======== GIVEN ENTRIES

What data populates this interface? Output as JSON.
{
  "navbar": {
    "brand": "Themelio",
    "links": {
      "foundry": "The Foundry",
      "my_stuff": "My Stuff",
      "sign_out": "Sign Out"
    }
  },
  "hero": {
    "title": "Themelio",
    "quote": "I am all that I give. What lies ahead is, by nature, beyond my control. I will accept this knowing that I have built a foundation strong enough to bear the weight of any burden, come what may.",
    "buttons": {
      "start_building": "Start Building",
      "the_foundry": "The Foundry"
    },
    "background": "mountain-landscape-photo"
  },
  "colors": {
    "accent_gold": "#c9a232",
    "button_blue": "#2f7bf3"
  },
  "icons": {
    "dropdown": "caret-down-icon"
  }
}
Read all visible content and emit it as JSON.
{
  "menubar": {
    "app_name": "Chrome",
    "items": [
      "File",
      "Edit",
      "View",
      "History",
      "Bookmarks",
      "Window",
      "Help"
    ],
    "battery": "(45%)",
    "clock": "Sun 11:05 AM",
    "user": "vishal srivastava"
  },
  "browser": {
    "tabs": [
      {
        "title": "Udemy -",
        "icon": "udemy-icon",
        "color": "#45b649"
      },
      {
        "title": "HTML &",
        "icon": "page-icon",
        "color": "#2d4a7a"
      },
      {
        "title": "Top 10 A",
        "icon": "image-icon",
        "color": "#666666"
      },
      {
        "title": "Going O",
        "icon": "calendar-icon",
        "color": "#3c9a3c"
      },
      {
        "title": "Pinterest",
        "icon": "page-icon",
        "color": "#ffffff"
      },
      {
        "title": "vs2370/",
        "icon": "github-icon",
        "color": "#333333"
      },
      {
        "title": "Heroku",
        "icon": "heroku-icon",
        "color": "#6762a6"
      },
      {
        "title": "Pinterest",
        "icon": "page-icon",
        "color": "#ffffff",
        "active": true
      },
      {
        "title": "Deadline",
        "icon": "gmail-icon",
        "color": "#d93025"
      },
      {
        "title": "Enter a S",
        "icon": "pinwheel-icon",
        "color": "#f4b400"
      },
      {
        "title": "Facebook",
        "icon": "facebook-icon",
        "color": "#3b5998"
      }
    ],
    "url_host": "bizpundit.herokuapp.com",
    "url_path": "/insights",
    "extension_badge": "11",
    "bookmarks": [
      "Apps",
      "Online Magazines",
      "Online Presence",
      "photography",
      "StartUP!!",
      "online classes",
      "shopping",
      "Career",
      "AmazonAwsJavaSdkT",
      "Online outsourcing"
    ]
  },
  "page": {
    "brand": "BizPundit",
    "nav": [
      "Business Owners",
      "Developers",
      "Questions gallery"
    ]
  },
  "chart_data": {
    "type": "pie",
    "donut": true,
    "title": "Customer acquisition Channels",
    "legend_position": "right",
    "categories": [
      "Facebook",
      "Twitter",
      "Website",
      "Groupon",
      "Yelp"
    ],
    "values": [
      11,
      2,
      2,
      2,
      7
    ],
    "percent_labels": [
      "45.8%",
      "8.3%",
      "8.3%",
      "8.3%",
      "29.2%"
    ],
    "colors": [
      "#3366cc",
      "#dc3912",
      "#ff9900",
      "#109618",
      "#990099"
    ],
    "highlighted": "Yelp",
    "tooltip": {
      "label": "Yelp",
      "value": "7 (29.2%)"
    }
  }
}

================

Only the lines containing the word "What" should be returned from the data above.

* _SOLUTION TO THIS PROBLEM_
What data populates this interface? Output as JSON.
    "quote": "I am all that I give. What lies ahead is, by nature, beyond my control. I will accept this knowing that I have built a foundation strong enough to bear the weight of any burden, come what may.",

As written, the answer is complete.